Exercise
Below are lines of data; give the number of them that contain "JSON", and only that.
Given entries Block Start
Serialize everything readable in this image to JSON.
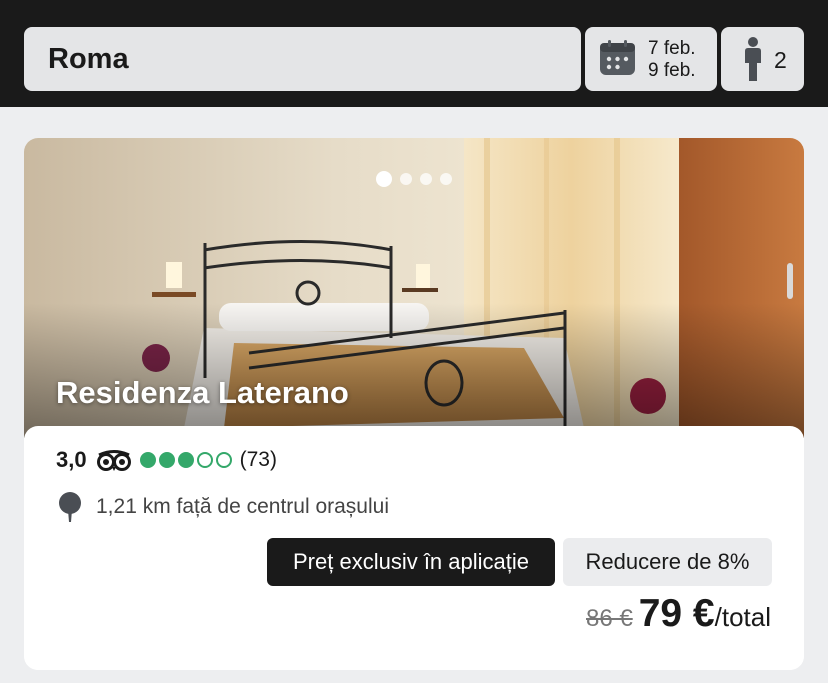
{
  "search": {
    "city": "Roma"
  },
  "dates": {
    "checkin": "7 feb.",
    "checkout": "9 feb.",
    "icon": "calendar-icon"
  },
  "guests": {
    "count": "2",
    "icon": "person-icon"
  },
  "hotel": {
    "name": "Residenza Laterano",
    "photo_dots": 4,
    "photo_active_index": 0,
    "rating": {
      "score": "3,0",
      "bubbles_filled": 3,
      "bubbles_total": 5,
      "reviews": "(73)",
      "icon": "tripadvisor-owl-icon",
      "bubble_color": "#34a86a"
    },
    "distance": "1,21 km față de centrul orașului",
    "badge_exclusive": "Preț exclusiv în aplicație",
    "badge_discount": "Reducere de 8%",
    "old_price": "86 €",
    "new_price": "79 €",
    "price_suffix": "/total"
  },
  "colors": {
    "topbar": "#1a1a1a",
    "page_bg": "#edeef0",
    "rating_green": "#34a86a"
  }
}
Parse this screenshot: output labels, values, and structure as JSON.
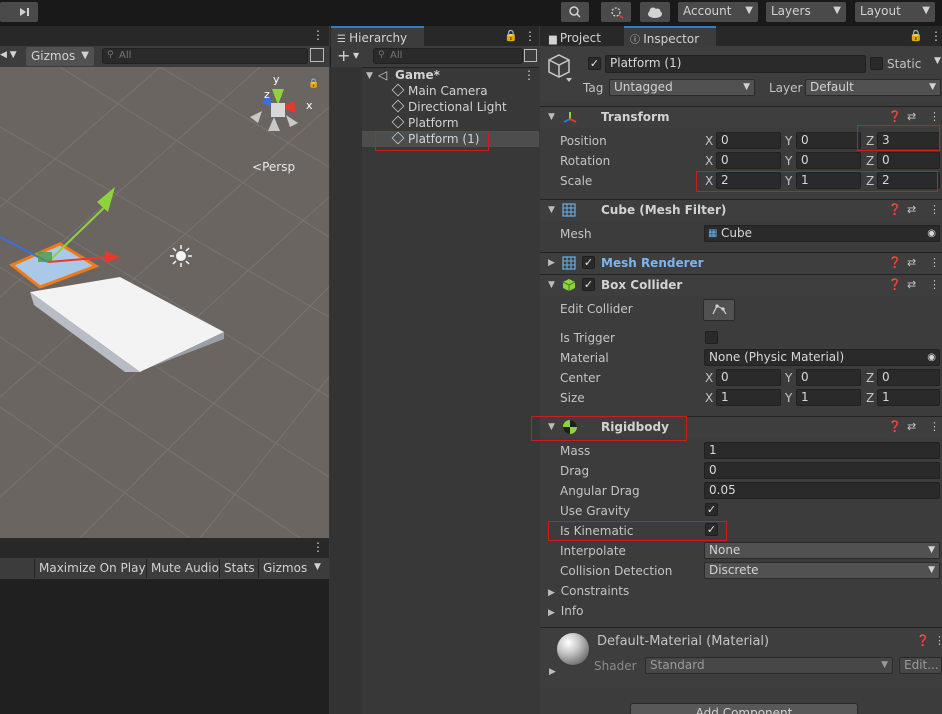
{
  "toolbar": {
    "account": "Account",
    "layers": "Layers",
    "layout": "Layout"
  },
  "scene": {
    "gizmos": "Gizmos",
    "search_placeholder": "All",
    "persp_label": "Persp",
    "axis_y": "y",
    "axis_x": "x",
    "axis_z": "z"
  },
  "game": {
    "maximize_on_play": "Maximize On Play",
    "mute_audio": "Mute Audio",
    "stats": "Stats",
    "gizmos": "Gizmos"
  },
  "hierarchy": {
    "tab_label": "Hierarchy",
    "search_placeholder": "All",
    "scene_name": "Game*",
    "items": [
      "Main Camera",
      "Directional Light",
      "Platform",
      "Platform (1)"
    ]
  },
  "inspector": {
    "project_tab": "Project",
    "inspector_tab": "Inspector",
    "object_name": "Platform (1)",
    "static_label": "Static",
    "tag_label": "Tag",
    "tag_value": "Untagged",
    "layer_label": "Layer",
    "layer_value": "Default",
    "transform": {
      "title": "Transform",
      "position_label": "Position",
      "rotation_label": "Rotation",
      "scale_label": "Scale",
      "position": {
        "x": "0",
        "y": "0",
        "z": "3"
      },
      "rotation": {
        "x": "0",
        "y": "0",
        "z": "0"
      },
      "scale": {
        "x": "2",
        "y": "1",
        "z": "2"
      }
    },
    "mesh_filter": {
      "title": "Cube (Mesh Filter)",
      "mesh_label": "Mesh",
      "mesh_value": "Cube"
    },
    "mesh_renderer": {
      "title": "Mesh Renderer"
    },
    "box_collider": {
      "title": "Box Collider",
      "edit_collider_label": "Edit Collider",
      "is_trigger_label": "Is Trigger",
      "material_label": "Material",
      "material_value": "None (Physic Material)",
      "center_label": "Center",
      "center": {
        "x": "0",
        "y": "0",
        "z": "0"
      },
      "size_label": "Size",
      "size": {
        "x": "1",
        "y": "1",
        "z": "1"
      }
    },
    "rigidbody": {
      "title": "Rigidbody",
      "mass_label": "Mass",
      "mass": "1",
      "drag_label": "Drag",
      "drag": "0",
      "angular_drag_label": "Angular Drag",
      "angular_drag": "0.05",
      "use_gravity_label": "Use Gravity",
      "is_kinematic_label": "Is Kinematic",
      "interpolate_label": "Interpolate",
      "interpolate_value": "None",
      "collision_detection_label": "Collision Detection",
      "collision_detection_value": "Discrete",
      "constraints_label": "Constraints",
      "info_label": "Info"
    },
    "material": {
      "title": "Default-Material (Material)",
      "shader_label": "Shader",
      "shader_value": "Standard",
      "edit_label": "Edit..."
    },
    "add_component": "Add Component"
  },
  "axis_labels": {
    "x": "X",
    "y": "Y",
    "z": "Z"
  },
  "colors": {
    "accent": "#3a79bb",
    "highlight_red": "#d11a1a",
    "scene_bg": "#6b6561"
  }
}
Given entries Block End
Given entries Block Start
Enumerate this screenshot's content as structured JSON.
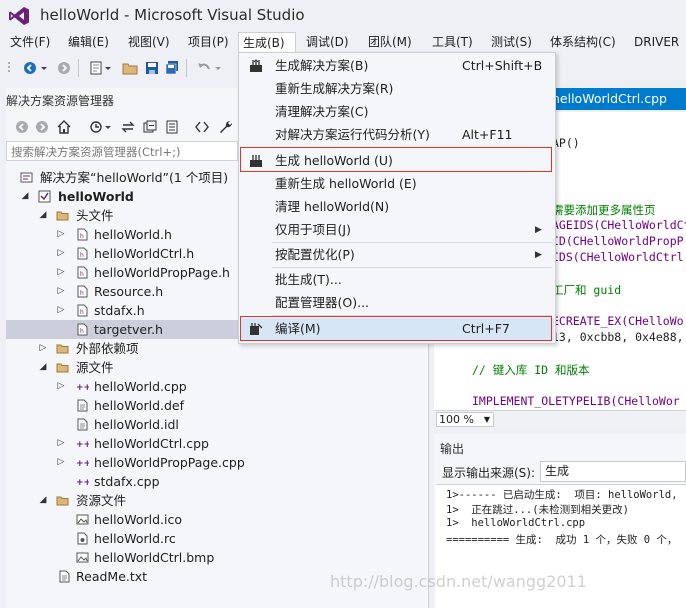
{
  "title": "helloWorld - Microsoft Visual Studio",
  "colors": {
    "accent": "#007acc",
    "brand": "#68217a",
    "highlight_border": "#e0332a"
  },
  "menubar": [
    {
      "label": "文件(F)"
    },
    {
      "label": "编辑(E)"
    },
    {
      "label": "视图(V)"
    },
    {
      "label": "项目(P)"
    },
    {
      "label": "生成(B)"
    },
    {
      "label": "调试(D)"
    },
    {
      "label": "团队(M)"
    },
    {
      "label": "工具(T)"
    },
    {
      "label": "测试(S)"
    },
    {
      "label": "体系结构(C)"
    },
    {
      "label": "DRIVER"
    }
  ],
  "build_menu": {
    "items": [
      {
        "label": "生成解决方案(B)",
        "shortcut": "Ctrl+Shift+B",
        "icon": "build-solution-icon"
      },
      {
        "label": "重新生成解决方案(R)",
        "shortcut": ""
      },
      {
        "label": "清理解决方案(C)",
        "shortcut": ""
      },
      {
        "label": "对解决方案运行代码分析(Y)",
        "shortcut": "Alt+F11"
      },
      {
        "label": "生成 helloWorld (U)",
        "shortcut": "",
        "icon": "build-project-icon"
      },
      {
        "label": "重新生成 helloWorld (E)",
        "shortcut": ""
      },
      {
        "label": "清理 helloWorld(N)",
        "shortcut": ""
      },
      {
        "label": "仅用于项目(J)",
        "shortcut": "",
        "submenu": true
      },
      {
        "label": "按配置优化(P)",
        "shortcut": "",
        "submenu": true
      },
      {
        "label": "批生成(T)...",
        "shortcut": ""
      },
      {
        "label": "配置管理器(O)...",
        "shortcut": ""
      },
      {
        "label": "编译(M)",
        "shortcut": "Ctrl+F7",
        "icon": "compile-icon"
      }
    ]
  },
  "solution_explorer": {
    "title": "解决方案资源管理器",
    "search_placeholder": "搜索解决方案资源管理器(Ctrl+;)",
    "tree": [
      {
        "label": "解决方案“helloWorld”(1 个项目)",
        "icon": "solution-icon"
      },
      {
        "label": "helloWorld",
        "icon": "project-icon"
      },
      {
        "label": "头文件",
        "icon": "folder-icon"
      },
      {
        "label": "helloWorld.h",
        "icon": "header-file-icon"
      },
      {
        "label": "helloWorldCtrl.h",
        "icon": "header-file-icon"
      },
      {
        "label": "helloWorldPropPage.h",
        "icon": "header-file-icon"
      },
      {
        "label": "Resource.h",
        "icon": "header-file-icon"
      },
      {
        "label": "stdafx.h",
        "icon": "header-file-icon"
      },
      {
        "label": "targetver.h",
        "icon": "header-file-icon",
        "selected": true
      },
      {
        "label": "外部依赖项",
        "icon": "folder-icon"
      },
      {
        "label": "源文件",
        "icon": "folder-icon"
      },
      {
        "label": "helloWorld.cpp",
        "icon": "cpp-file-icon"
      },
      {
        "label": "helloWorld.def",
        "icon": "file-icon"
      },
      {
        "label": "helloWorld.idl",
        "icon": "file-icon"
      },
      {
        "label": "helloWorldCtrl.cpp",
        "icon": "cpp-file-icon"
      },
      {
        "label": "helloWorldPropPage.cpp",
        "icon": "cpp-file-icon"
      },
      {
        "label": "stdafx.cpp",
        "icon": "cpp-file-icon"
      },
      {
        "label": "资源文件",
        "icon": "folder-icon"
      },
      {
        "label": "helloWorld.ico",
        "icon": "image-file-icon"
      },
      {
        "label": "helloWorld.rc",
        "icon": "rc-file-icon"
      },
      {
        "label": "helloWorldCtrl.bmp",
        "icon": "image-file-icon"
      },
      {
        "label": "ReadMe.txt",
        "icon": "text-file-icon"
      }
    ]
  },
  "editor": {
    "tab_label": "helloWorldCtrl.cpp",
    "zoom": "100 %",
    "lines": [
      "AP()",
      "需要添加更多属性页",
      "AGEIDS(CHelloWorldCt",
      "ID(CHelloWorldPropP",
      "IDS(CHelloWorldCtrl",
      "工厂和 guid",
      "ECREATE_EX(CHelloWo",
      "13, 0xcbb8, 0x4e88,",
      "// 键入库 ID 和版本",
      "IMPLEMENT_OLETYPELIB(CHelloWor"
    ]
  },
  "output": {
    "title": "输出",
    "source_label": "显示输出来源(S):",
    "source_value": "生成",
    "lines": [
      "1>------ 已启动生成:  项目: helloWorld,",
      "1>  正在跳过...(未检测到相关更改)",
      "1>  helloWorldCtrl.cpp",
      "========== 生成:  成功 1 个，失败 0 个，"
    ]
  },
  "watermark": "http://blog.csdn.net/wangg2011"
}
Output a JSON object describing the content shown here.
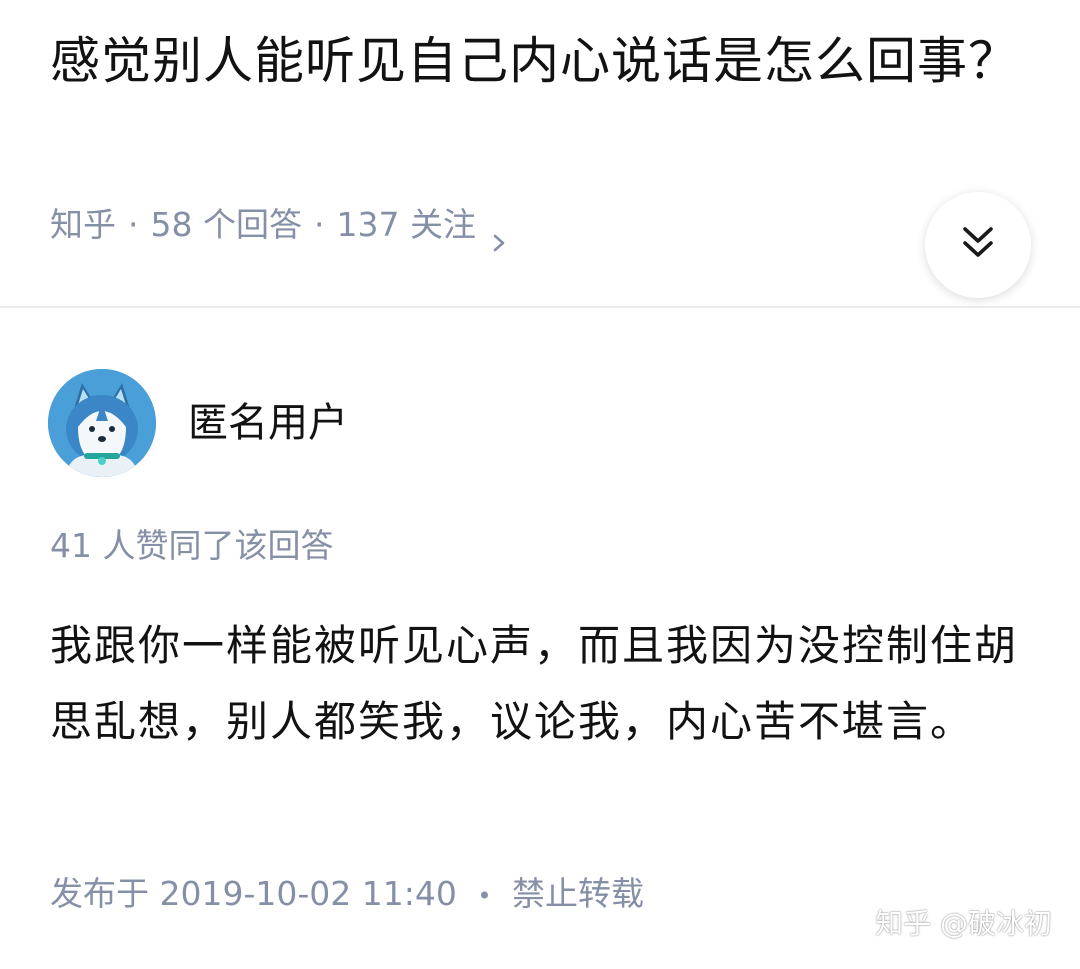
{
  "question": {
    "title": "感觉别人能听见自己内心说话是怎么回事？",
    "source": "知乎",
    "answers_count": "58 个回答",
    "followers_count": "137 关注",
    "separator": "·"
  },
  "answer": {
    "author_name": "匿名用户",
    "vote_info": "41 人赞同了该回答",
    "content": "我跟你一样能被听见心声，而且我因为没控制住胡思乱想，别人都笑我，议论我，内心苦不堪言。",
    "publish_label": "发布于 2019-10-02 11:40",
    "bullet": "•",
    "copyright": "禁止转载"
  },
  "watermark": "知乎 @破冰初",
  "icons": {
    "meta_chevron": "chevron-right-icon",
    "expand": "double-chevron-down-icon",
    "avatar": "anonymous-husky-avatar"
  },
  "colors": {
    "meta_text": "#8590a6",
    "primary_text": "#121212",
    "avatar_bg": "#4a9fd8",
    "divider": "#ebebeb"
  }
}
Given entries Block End
Output below
4